Astrophysicists confirm cornerstone of Einstein's Theory of Relativity
An international collaboration of scientists has recorded the most accurate confirmation to date for one of the cornerstones of Einstein's theory of general relativity, 'the universality of free fall."
The new research shows that the theory holds for strongly self-gravitating objects such as neutron stars. Using a radio telescope, scientists can very accurately observe the signal produced by pulsars, a type of neutron star and test the validity of Einstein's theory of gravity for these extreme objects. In particular, the team analyzed the signals from a pulsar named "PSR J0337+1715' recorded by the large radio telescope of Nançay, located in the heart of Sologne (France).
The universality of free fall principle states that two bodies dropped in a gravitational field undergo the very same acceleration independently of their composition.
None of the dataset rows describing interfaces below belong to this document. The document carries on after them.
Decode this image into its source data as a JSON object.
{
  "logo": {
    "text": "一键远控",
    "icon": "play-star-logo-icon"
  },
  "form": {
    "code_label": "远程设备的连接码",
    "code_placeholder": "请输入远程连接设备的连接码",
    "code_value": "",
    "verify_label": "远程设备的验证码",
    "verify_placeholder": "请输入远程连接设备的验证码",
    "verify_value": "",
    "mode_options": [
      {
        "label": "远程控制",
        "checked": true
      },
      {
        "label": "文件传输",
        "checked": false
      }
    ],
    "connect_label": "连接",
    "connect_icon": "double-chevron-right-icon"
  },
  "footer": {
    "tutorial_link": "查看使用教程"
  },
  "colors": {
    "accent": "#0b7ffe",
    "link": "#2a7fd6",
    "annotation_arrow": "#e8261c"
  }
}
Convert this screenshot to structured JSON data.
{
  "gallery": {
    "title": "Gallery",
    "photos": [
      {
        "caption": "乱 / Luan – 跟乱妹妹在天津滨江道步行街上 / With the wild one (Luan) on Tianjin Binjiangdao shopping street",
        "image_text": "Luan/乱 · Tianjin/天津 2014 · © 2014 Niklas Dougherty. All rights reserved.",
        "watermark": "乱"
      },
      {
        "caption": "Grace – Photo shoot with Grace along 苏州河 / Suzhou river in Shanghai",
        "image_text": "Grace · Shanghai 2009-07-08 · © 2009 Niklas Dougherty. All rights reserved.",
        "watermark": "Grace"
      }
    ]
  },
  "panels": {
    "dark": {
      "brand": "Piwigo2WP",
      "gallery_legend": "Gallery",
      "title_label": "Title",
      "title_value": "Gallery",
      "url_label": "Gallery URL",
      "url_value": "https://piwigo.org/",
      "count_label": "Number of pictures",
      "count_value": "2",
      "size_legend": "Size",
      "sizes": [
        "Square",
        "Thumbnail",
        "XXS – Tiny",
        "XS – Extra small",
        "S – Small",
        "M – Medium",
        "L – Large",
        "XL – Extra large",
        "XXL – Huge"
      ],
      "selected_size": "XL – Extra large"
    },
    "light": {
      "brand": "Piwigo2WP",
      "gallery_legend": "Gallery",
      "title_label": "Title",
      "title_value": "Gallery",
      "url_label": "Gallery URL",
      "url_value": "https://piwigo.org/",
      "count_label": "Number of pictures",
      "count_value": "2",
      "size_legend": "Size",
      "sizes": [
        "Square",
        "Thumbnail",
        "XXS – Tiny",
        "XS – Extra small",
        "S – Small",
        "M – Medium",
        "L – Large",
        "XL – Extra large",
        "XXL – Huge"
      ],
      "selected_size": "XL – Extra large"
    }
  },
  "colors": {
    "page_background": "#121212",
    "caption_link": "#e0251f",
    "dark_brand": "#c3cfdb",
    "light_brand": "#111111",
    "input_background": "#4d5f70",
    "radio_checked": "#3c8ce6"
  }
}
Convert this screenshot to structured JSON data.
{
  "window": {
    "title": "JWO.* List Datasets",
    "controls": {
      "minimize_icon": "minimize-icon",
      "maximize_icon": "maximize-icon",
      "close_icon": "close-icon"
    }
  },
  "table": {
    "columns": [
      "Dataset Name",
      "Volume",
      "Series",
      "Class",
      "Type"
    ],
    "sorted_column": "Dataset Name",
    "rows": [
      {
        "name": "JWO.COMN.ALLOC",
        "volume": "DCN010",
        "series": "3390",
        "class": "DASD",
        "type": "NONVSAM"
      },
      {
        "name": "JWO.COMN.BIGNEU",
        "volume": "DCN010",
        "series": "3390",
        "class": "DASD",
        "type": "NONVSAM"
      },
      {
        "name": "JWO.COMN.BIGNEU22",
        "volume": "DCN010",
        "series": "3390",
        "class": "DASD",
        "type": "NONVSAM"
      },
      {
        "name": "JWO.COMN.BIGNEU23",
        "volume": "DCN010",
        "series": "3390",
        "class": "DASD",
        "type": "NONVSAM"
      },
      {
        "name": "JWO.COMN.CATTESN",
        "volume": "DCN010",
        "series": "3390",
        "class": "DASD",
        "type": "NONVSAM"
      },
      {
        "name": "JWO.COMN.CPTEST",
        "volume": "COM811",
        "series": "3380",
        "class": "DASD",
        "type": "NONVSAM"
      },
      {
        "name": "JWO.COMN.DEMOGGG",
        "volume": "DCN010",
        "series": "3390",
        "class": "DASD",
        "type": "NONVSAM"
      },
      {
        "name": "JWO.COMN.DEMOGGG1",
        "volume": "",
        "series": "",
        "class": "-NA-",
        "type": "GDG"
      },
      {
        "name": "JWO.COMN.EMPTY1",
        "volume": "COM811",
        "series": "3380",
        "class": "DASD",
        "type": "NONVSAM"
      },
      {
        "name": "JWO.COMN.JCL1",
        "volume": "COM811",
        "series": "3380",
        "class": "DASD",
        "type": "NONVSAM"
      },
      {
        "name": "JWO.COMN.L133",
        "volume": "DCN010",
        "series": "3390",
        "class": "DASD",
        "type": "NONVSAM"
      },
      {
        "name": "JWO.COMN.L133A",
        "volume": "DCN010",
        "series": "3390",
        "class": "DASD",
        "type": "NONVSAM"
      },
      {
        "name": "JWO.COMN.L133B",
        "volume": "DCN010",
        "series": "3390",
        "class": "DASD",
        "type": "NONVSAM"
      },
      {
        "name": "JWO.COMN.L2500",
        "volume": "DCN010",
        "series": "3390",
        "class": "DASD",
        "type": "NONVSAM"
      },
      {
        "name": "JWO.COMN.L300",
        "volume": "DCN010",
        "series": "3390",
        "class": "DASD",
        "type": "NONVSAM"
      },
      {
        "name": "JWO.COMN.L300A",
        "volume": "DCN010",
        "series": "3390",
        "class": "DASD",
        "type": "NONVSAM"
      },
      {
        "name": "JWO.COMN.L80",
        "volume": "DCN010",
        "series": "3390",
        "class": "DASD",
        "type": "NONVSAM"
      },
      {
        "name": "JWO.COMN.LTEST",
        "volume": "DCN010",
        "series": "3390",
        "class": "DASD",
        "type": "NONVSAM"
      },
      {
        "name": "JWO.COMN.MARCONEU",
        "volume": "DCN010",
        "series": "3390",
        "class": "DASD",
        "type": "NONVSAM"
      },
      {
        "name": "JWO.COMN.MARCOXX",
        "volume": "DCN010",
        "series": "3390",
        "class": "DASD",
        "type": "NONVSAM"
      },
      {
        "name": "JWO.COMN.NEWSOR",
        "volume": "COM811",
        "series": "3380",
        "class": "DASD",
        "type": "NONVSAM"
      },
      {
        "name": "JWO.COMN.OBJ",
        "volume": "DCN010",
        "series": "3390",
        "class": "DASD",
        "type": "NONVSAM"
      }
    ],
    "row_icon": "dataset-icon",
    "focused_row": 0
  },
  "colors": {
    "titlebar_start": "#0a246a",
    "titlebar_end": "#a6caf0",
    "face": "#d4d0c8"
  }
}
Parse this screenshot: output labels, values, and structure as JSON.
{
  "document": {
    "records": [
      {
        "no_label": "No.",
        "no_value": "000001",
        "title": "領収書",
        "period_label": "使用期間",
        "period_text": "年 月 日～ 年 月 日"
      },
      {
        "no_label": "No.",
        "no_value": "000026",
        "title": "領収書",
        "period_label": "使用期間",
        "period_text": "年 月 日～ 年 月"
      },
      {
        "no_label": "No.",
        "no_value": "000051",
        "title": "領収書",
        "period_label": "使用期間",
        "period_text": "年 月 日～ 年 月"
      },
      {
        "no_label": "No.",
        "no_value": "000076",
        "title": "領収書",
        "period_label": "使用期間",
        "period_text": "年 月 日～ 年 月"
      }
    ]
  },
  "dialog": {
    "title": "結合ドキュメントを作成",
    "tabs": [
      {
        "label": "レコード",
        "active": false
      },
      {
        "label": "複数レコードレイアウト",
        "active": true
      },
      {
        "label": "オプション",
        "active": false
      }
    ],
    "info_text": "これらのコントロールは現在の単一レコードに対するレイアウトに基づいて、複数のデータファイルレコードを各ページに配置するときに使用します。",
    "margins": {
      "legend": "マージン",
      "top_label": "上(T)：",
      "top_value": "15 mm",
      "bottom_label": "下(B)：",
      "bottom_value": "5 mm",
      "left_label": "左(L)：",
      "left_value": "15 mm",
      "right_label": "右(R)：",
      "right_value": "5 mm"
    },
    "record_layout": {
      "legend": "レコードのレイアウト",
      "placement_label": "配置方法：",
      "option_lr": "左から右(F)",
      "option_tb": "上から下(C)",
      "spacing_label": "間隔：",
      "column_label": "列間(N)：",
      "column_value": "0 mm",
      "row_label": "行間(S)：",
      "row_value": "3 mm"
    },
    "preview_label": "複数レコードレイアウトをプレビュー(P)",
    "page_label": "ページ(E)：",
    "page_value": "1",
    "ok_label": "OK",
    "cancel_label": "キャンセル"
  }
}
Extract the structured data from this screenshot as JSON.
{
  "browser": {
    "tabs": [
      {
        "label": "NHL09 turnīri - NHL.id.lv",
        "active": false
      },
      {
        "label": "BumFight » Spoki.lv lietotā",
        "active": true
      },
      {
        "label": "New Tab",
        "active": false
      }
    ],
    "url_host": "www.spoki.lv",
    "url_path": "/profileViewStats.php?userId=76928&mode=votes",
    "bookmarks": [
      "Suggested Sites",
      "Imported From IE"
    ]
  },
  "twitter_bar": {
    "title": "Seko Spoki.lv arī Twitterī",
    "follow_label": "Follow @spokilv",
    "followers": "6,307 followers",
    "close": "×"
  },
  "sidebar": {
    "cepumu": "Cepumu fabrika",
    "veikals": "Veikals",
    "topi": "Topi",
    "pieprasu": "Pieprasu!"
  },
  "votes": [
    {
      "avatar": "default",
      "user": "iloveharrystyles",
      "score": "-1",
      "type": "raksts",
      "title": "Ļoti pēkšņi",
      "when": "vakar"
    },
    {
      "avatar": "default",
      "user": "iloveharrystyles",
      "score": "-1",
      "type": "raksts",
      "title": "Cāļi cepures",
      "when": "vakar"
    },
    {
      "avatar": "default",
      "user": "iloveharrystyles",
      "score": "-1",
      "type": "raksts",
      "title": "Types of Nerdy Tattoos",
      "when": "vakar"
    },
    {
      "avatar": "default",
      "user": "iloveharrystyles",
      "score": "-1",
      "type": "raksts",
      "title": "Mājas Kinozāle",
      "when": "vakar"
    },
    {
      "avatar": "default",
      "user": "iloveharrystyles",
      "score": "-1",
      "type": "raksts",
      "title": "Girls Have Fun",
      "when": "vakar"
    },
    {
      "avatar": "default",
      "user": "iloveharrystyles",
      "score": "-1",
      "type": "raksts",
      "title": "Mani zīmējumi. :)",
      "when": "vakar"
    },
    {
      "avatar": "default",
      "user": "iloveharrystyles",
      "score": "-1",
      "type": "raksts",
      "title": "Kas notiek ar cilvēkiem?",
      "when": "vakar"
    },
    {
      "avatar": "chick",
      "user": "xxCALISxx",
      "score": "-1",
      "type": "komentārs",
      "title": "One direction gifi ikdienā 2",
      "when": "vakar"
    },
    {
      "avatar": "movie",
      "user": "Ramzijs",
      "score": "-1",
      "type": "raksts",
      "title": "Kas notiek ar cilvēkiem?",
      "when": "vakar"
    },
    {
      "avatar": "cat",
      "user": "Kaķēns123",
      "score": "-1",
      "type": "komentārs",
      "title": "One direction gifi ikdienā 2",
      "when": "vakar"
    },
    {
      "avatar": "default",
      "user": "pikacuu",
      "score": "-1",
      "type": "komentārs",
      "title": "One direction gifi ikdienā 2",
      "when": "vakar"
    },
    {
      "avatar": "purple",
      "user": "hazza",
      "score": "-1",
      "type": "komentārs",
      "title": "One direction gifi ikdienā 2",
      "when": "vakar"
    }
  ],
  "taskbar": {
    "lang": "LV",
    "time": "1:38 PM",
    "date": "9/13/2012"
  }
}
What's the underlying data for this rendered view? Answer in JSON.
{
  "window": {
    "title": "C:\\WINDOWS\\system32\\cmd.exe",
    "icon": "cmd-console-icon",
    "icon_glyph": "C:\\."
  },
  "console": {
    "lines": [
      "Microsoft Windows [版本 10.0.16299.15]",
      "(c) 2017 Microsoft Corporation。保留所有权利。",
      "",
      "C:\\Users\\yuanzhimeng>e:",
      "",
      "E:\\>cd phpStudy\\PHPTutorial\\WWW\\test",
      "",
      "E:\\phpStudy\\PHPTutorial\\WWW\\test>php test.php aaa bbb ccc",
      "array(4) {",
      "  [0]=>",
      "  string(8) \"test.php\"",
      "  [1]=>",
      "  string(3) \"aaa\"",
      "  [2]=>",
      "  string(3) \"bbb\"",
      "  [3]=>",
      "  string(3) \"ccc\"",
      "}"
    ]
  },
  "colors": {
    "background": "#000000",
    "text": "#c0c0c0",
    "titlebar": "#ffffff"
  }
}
This was first demonstrated by Galileo who famously would have dropped objects of different masses from the top of Pisa's tower to verify that they both reach the ground simultaneously.
This principle is also at the heart of Einstein's theory of general relativity. However, some hints such as the inconsistency between quantum mechanics and general relativity, or the conundrum of the domination of dark matter and dark energy in the composition of the Universe, have led many physicists to believe that general relativity might not be, after all, the ultimate theory of gravity.
The observations of Pulsar J0337+1715, which is a neutron star with a stellar core 1.44 times the mass of the Sun that has collapsed into a sphere of only 25km in diameter, shows that it orbits two white-dwarf stars which have a much weaker gravity field. The findings, published today in the journal Astronomy and Astrophysics, demonstrate the universality of free fall principle to be correct.
Dr. Guillaume Voisin from The University of Manchester who led the research said: "The pulsar emits a beam of radio waves which sweeps across space. At each turn this creates a flash of radio light which is recorded with high accuracy by Nançay's radio telescope. As the pulsar moves on its orbit, the light arrival time at Earth is shifted. It is the accurate measurement and mathematical modeling, down to a nanosecond accuracy, of these times of arrival that allows scientists to infer with exquisite precision the motion of the star.
"Above all, it is the unique configuration of that system, akin to the Earth-Moon-Sun system with the presence of a second companion (playing the role of the Sun) towards which the two other stars 'fall' (orbit) that has allowed to perform a stellar version of Galileo's famous experiment from Pisa's tower. Two bodies of different compositions fall with the same acceleration in the gravitational field of a third one."
"The pulsar emits a beam of radio waves which sweeps across space. At each turn this creates a flash of radio light which is recorded with high accuracy by Nançay's radio telescope. As the pulsar moves on its orbit, the light arrival time at Earth is shifted. It is the accurate measurement and mathematical modeling, down to a nanosecond accuracy, of these times of arrival that allows scientists to infer with exquisite precision the motion of the star," says Dr. Guillaume Voisin.
The measurements were recorded by a collaborative team from The University of Manchester, Paris Observatory—PSL, the French CNRS and LPC2E (Orléans, France), and the Max Planck Institute for Radio Astronomy. The pulsar orbits two white-dwarf stars, one of which orbits the pulsar in only 1.6 days at a distance about 10 times closer to the pulsar than the planet Mercury is from the Sun. This binary system, a bit like Earth and Moon in the solar system, orbits with a third star, a white dwarf of 40% the mass of Sun, located slightly further than the distance separating the Earth-Moon system from the Sun.
In the solar system, the Lunar-laser ranging experiment has allowed to verify that both Moon and Earth are identically affected by the gravity field of the Sun, as predicted by the universality of free-fall (orbital motion is a form a free-fall). However, it is known that some deviations to universality might occur only for strongly self-gravitating objects, such as neutron stars, that is objects the mass of which is significantly made of their own gravitational energy thanks to the famous Einstein's relation E=mc2. The new pulsar experiment carried out by the team fills the gap left by solar system tests where no object is strongly self-gravitating, not even the Sun.
The team has demonstrated that the extreme gravity field of the pulsar cannot differ by more than 1.8 part per million (with a confidence level of 95%) from the prediction of general relativity. This result is the most accurate confirmation that the universality of free fall is valid even in presence of an object which mass is largely due to its own gravity field, thus supporting further Einstein's theory of general relativity.
The paper, "An improved test of the strong equivalence principle with the pulsar in a triple star system," by Voisin et al, is published in Astronomy and Astrophysics.